Alternate title: The One That Starts Out Grumpy, but Finishes With Cake
I may be a minority here, but I don’t find the French rude. Not as a rule, at least.
Was someone rude to you in France? Was that person French? Was that person rude because they are French?
As Dad always says: yes, yes, and unrelated. There are a number of reasons why foreigners probably find the French rude, but my personal assessment is that it’s very often the fault (or at least the perception) of the foreigner, not the French (One of my lovely writers on the Alliance Française DC blog recently discussed just this).

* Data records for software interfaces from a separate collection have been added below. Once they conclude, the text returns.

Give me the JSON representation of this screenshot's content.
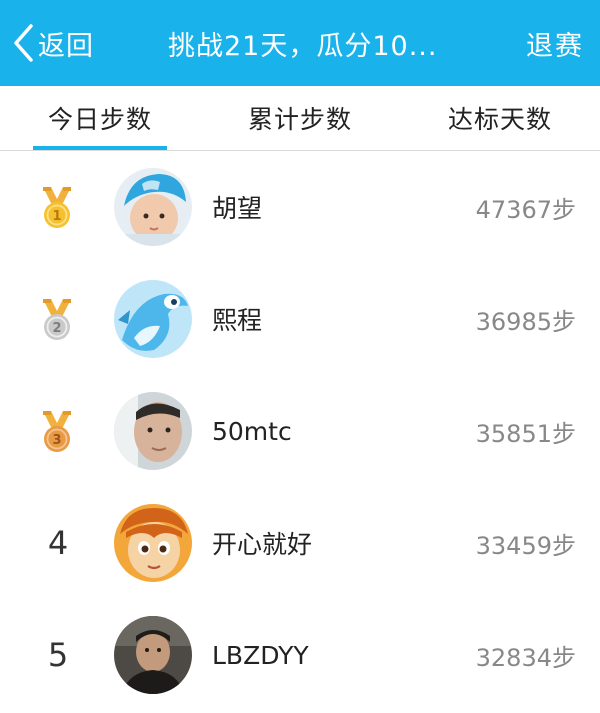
{
  "header": {
    "back_label": "返回",
    "title": "挑战21天，瓜分10...",
    "quit_label": "退赛",
    "accent_color": "#1ab2eb"
  },
  "tabs": [
    {
      "label": "今日步数",
      "active": true
    },
    {
      "label": "累计步数",
      "active": false
    },
    {
      "label": "达标天数",
      "active": false
    }
  ],
  "ranking": [
    {
      "rank": "1",
      "badge": "gold-medal-icon",
      "name": "胡望",
      "steps": "47367步"
    },
    {
      "rank": "2",
      "badge": "silver-medal-icon",
      "name": "熙程",
      "steps": "36985步"
    },
    {
      "rank": "3",
      "badge": "bronze-medal-icon",
      "name": "50mtc",
      "steps": "35851步"
    },
    {
      "rank": "4",
      "badge": "",
      "name": "开心就好",
      "steps": "33459步"
    },
    {
      "rank": "5",
      "badge": "",
      "name": "LBZDYY",
      "steps": "32834步"
    }
  ]
}
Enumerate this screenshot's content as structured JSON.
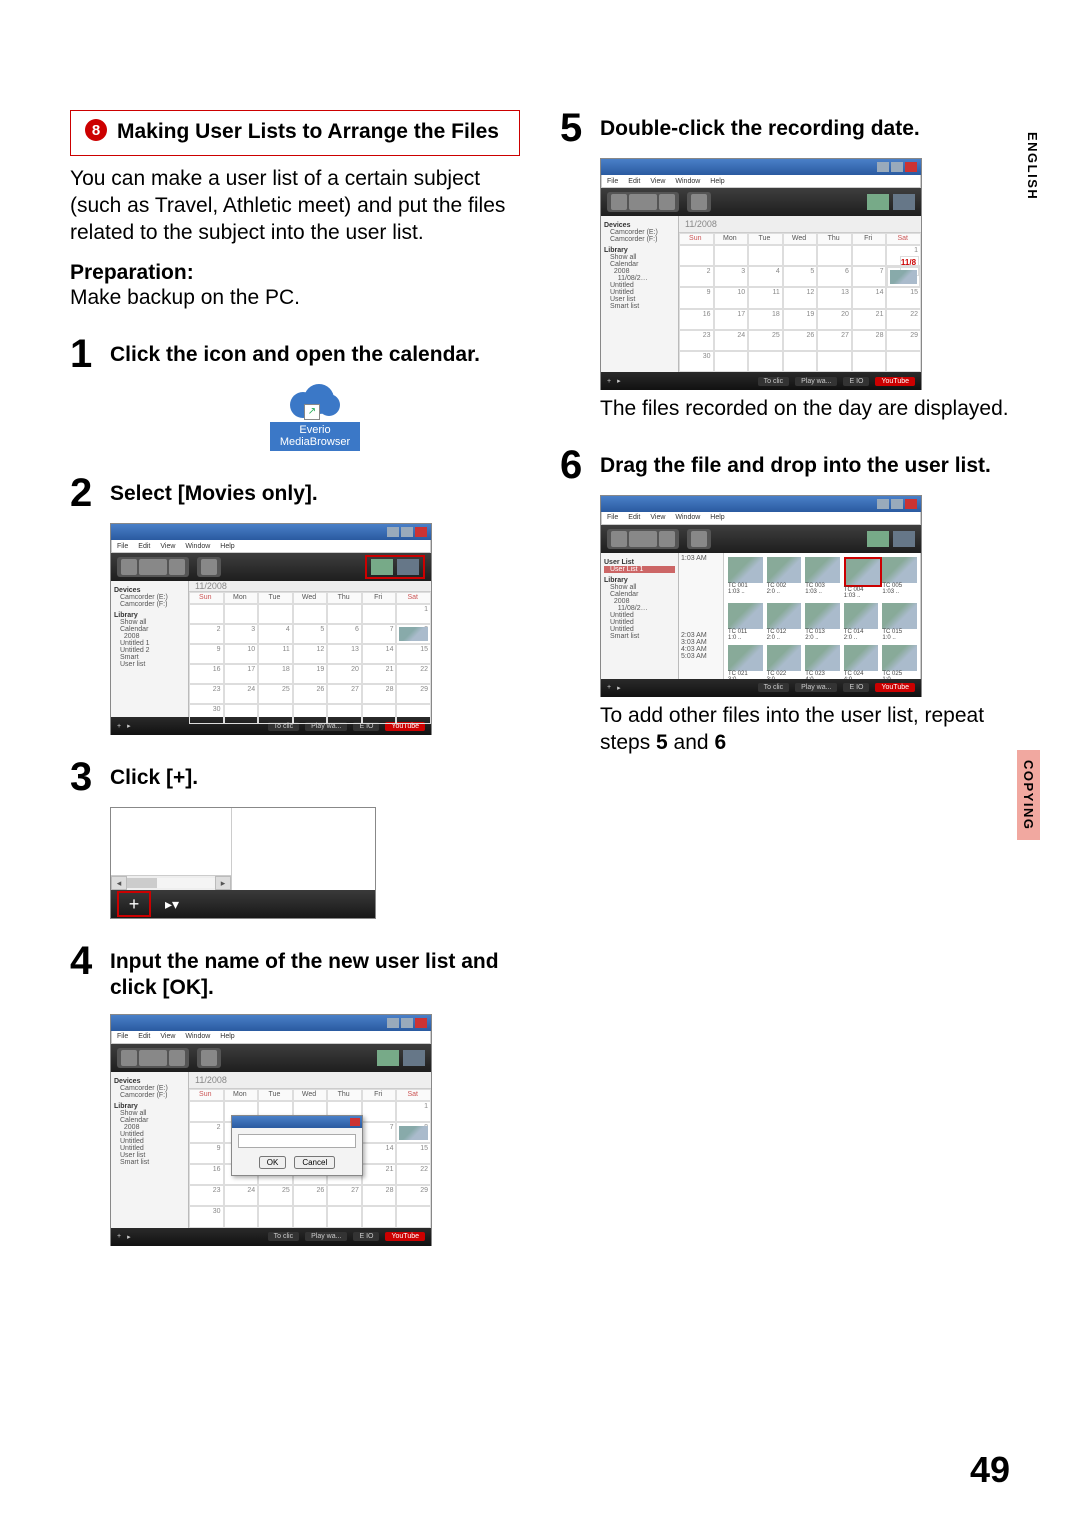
{
  "sidetabs": {
    "english": "ENGLISH",
    "copying": "COPYING"
  },
  "page_number": "49",
  "callout": {
    "badge": "8",
    "title": "Making User Lists to Arrange the Files"
  },
  "intro": "You can make a user list of a certain subject (such as Travel, Athletic meet) and put the files related to the subject into the user list.",
  "prep_label": "Preparation:",
  "prep_body": "Make backup on the PC.",
  "dayhdr": [
    "Sun",
    "Mon",
    "Tue",
    "Wed",
    "Thu",
    "Fri",
    "Sat"
  ],
  "month": "11/2008",
  "steps": {
    "s1": {
      "num": "1",
      "title": "Click the icon and open the calendar."
    },
    "s2": {
      "num": "2",
      "title": "Select [Movies only]."
    },
    "s3": {
      "num": "3",
      "title": "Click [+]."
    },
    "s4": {
      "num": "4",
      "title": "Input the name of the new user list and click [OK]."
    },
    "s5": {
      "num": "5",
      "title": "Double-click the recording date."
    },
    "s5_body": "The files recorded on the day are displayed.",
    "s6": {
      "num": "6",
      "title": "Drag the file and drop into the user list."
    },
    "s6_body_a": "To add other files into the user list, repeat steps ",
    "s6_body_b": "5",
    "s6_body_c": " and ",
    "s6_body_d": "6"
  },
  "icon": {
    "line1": "Everio",
    "line2": "MediaBrowser"
  },
  "status_buttons": [
    "To clic",
    "Play wa...",
    "E IO"
  ],
  "youtube": "YouTube",
  "dialog": {
    "ok": "OK",
    "cancel": "Cancel"
  },
  "time_col": [
    "1:03 AM",
    "",
    "",
    "2:03 AM",
    "3:03 AM",
    "4:03 AM",
    "5:03 AM"
  ],
  "highlight_date": "11/8"
}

Whether the French are rude or not isn’t the point – at least not today – but rather a preface to the fact that this past week was one of rude-and-unhelpful. I’m not blaming the French, though. I’m just blaming the well-meaning, but ultimately useless aid in the continuing studies office (on the 8ème étage – which is really the 9th floor, mind you – of a building whose elevator was out) of one of the universities, two ill-natured desk attendants who whipped out immediate “c’est pas possible”s at the bank, and the crankypants that got all ornery when I was pushed into her coming off the metro. Harumph.
All of this gave me bureaucracy and France on the brain, which made this Bureaucratics photo series particularly timely, as well as these new arguments for and against learning French. Whatever everyone else thinks, though, this is one word nerd who still loves all the mots and gets a little too tickled over rules about words and catching typos in a story by one of her favorite authors (consider that a challenge). All that may be a little bit crazy, but so are Russian tourists – not to mention some of the Olympic athletes in Russia.
Last week I wrote off James Joyce’s Portrait of the Artist as a Young Man. This week I was made to feel both better and worse about that review and more mindful about book bullying (and Barbie bullying). I learned Charlie Chaplin wrote a book, realized I’d never watched the man do what he did best, and then fixed that real quick. Spent some time learning about other things that are getting fixed in the fabulous worlds of medicine and technology: like plugging up gunshot victims, giving sensation back to amputees, and putting some skin in the game of health vs. profit.
So, fortunately, the whole week wasn’t lost to stairs and gueules bougonnes. Paris had somewhere around three half days of bright sun, so I was good enough to burrow myself out of my little cachette from time to time.
During those outings, I made it up to the top of Printemps for by far the best view I’ve seen of Paris. Though Sacré Coeur is higher, it’s so far away that even on a clear day it’s like looking at the city through a windshield covered in a Cincinnati winter’s worth of grime. The Printemps building’s squat mass swollen with luxury goods is plumb perfect in the middle of the city. At ten floors, it’s just slightly higher than the legal limit for most buildings in Paris and the rooftop park gives a 360 technicolor panorama as vibrant as stepping from Kansas into Oz.
Sitting on a sunny bench in the late afternoon wind, we watched the sun splinter through the stern lace of the Eiffel Tower, admired the copper mossing green over the Opéra Garnier, and were close enough to see the mosaics and gold leaf curling across the facade of Printemps itself. We sweetened the scene with macarons to finally conclude the challenge I’d set between Ladurée and Pierre Hermé (outcome: I’m team PH).
Paris being Paris, though, as I was heading home from this unexpected treat and taking my time wandering past the artisanal violin makers and cello boutiques along rue du Rome, I got caught in a thunderstorm.
Happily, the sun stuck her tongue out again the next day during the (45 minutes) trek out east of the city to the Bois de Vincennes for a (46 minute) Sunday run away from all the stone and béton. After which, in proper Parisian style we promptly settled in to see out the weekend by working out our bouches: over brunch and coffee while debating the myriad insanities of au-pairing, around drinks and live music while debating the myriad insanities of French and English, and by homemade lemon cake and tea while debating myriad insanities.